UNLV’s environmentally friendly Science and Engineering Building is equipped with an advanced earthquake monitoring systems. Red arrows in the schematic diagram show the locations and indicate the directional sensitivity of the seismic sensors from the first floor through the building’s four stories to the roof.
Download a 2D sensor layout diagram depicting the location of seismic joints and other details.
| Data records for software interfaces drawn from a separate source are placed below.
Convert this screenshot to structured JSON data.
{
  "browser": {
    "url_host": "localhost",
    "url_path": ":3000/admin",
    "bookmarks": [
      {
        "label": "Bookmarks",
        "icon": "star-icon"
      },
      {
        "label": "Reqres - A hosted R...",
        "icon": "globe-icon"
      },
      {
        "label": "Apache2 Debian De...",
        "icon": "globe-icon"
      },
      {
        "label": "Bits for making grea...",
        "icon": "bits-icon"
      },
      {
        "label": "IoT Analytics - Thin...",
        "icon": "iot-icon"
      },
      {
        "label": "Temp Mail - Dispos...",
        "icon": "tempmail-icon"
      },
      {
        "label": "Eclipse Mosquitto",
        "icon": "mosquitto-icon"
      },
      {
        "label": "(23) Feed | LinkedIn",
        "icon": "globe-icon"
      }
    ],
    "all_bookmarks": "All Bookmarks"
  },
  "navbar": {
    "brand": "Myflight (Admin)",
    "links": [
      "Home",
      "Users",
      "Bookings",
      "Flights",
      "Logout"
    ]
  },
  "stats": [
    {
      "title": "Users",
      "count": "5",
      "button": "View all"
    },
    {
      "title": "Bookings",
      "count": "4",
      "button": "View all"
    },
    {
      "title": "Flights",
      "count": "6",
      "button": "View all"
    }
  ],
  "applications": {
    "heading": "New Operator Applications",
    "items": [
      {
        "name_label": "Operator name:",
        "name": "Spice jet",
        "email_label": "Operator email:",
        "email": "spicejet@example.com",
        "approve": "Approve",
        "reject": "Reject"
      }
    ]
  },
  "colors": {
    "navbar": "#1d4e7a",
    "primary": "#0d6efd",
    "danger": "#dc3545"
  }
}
The UNLV Science and Engineering Building has a seismic array of 21 motion sensors installed. These sensors are strategically located in each floor where the maximum building response during a ground shaking is expected, mostly at the edges. Every story has at least two seismic motion sensors oriented horizontally in two orthogonal directions to detect building motion along the reference east-west and north-south directions. Floor rotation around the vertical axis can be computed from the recordings of the two sensors pointing same direction but located at different points. The building also has a triaxial sensor located on the first floor, which records the input motions in three orthogonal directions at this level. Specifically, the building’s instrumentation is designed to record and compute:
- The swaying and twisting of the building
- The time it takes seismic waves to travel from the foundations to the roof
- How the frame of the buildings changed during the earthquake
Other triaxial seismic motion sensor located away from the building records free-field ground shaking without any interference with the building to provide input for USGS ShakeMaps. These graphics depict ground motion and shaking intensity after significant earthquakes, giving a visual representation of a quake’s behavior and impact for emergency response.
Structural Health Monitoring and Damage Detection
It is imperative to monitor the condition of UNLV’s one of the most important buildings in near-real time in order to be able to assess its structural integrity immediately after a major catastrophic event. Structural health monitoring will be achieved by implementation of an open-source on-site data analysis system. This innovative system provides information about how buildings move and distort during shaking, and where damage likely occurred. Several independent algorithms check for variations in movements of a building frame and its vibration characteristics, for travel time of seismic waves between foundation and roof, and for exceedance of the building’s seismic design capacity.
The obtained real-time data is also available to UNLV’s faculty and engineering students through an on-site computer to study and understand the building’s vibration characteristics and response during earthquakes.
Flow chart showing the functioning of a real-time earthquake monitoring system for instrumented buildings. This system will provide important information on the structural health of the building. After a significant earthquake, its near-real time data analysis capabilities will help to rapidly assess building safety.